Work instruction: Reproduce each of the entries that follow, exactly.

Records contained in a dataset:
# # # # # # #
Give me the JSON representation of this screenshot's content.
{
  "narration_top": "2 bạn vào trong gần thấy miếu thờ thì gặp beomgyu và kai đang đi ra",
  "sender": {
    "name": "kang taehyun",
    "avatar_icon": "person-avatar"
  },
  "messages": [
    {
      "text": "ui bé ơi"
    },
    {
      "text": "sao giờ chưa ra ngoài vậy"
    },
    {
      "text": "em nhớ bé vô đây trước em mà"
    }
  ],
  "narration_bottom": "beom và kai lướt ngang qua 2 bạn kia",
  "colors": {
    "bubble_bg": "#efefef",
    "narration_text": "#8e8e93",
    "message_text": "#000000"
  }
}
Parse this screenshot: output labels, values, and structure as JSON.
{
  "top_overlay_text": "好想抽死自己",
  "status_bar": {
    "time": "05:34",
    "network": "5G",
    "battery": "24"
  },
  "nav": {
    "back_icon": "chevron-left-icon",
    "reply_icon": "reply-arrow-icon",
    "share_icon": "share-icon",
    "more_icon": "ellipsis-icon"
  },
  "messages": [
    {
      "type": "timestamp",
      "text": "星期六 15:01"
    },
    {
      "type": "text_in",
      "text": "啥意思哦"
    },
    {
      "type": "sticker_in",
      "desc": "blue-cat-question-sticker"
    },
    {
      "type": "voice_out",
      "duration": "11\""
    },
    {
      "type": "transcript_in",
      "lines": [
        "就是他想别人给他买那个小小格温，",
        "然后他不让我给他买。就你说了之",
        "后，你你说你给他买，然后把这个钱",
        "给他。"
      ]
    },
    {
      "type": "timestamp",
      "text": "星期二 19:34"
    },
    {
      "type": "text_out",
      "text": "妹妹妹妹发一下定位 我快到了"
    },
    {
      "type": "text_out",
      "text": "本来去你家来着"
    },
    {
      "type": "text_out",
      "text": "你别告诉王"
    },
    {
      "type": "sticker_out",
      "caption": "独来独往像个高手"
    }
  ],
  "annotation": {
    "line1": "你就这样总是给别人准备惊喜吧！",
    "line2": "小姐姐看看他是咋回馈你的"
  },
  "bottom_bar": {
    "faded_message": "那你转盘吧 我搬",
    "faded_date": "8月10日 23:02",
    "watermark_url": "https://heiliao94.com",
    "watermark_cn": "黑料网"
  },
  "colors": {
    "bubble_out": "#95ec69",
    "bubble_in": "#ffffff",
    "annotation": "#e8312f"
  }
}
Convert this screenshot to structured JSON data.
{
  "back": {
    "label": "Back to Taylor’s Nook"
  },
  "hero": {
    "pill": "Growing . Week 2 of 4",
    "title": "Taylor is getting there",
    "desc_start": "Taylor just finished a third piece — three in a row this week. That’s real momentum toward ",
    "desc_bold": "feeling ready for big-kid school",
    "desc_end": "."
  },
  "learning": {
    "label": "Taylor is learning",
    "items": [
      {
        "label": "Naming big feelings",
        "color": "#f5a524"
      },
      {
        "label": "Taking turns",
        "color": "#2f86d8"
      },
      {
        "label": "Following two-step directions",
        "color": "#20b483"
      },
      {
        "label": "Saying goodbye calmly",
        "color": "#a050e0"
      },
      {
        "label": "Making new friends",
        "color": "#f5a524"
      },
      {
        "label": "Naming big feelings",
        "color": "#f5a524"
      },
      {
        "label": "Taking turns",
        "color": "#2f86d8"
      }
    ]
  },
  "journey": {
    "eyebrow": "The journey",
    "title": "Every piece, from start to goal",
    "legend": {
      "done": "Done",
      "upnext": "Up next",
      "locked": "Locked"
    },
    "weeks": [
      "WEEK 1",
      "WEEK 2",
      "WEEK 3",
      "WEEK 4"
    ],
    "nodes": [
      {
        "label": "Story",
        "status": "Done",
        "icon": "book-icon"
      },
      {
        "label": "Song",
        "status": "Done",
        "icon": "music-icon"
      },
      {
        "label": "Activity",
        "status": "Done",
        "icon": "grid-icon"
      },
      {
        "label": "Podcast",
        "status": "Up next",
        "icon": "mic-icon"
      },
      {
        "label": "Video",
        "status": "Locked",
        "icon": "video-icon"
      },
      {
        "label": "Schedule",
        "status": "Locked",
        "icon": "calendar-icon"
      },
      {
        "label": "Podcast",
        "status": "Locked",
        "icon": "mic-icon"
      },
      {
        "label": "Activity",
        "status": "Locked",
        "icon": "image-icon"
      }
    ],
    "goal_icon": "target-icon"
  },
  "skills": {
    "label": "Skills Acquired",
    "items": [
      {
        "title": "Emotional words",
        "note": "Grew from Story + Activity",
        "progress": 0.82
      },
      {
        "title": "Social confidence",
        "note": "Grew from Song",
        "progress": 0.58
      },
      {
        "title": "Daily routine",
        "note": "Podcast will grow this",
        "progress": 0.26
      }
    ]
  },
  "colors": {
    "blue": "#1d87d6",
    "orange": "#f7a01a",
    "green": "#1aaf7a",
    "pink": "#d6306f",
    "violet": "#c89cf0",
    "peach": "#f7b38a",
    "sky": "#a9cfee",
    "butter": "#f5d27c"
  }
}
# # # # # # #
Expected answer:
Give me the JSON representation of this screenshot's content.
{
  "narration_top": "2 bạn vào trong gần thấy miếu thờ thì gặp beomgyu và kai đang đi ra",
  "sender": {
    "name": "kang taehyun",
    "avatar_icon": "person-avatar"
  },
  "messages": [
    {
      "text": "ui bé ơi"
    },
    {
      "text": "sao giờ chưa ra ngoài vậy"
    },
    {
      "text": "em nhớ bé vô đây trước em mà"
    }
  ],
  "narration_bottom": "beom và kai lướt ngang qua 2 bạn kia",
  "colors": {
    "bubble_bg": "#efefef",
    "narration_text": "#8e8e93",
    "message_text": "#000000"
  }
}
Parse this screenshot: output labels, values, and structure as JSON.
{
  "top_overlay_text": "好想抽死自己",
  "status_bar": {
    "time": "05:34",
    "network": "5G",
    "battery": "24"
  },
  "nav": {
    "back_icon": "chevron-left-icon",
    "reply_icon": "reply-arrow-icon",
    "share_icon": "share-icon",
    "more_icon": "ellipsis-icon"
  },
  "messages": [
    {
      "type": "timestamp",
      "text": "星期六 15:01"
    },
    {
      "type": "text_in",
      "text": "啥意思哦"
    },
    {
      "type": "sticker_in",
      "desc": "blue-cat-question-sticker"
    },
    {
      "type": "voice_out",
      "duration": "11\""
    },
    {
      "type": "transcript_in",
      "lines": [
        "就是他想别人给他买那个小小格温，",
        "然后他不让我给他买。就你说了之",
        "后，你你说你给他买，然后把这个钱",
        "给他。"
      ]
    },
    {
      "type": "timestamp",
      "text": "星期二 19:34"
    },
    {
      "type": "text_out",
      "text": "妹妹妹妹发一下定位 我快到了"
    },
    {
      "type": "text_out",
      "text": "本来去你家来着"
    },
    {
      "type": "text_out",
      "text": "你别告诉王"
    },
    {
      "type": "sticker_out",
      "caption": "独来独往像个高手"
    }
  ],
  "annotation": {
    "line1": "你就这样总是给别人准备惊喜吧！",
    "line2": "小姐姐看看他是咋回馈你的"
  },
  "bottom_bar": {
    "faded_message": "那你转盘吧 我搬",
    "faded_date": "8月10日 23:02",
    "watermark_url": "https://heiliao94.com",
    "watermark_cn": "黑料网"
  },
  "colors": {
    "bubble_out": "#95ec69",
    "bubble_in": "#ffffff",
    "annotation": "#e8312f"
  }
}
Convert this screenshot to structured JSON data.
{
  "back": {
    "label": "Back to Taylor’s Nook"
  },
  "hero": {
    "pill": "Growing . Week 2 of 4",
    "title": "Taylor is getting there",
    "desc_start": "Taylor just finished a third piece — three in a row this week. That’s real momentum toward ",
    "desc_bold": "feeling ready for big-kid school",
    "desc_end": "."
  },
  "learning": {
    "label": "Taylor is learning",
    "items": [
      {
        "label": "Naming big feelings",
        "color": "#f5a524"
      },
      {
        "label": "Taking turns",
        "color": "#2f86d8"
      },
      {
        "label": "Following two-step directions",
        "color": "#20b483"
      },
      {
        "label": "Saying goodbye calmly",
        "color": "#a050e0"
      },
      {
        "label": "Making new friends",
        "color": "#f5a524"
      },
      {
        "label": "Naming big feelings",
        "color": "#f5a524"
      },
      {
        "label": "Taking turns",
        "color": "#2f86d8"
      }
    ]
  },
  "journey": {
    "eyebrow": "The journey",
    "title": "Every piece, from start to goal",
    "legend": {
      "done": "Done",
      "upnext": "Up next",
      "locked": "Locked"
    },
    "weeks": [
      "WEEK 1",
      "WEEK 2",
      "WEEK 3",
      "WEEK 4"
    ],
    "nodes": [
      {
        "label": "Story",
        "status": "Done",
        "icon": "book-icon"
      },
      {
        "label": "Song",
        "status": "Done",
        "icon": "music-icon"
      },
      {
        "label": "Activity",
        "status": "Done",
        "icon": "grid-icon"
      },
      {
        "label": "Podcast",
        "status": "Up next",
        "icon": "mic-icon"
      },
      {
        "label": "Video",
        "status": "Locked",
        "icon": "video-icon"
      },
      {
        "label": "Schedule",
        "status": "Locked",
        "icon": "calendar-icon"
      },
      {
        "label": "Podcast",
        "status": "Locked",
        "icon": "mic-icon"
      },
      {
        "label": "Activity",
        "status": "Locked",
        "icon": "image-icon"
      }
    ],
    "goal_icon": "target-icon"
  },
  "skills": {
    "label": "Skills Acquired",
    "items": [
      {
        "title": "Emotional words",
        "note": "Grew from Story + Activity",
        "progress": 0.82
      },
      {
        "title": "Social confidence",
        "note": "Grew from Song",
        "progress": 0.58
      },
      {
        "title": "Daily routine",
        "note": "Podcast will grow this",
        "progress": 0.26
      }
    ]
  },
  "colors": {
    "blue": "#1d87d6",
    "orange": "#f7a01a",
    "green": "#1aaf7a",
    "pink": "#d6306f",
    "violet": "#c89cf0",
    "peach": "#f7b38a",
    "sky": "#a9cfee",
    "butter": "#f5d27c"
  }
}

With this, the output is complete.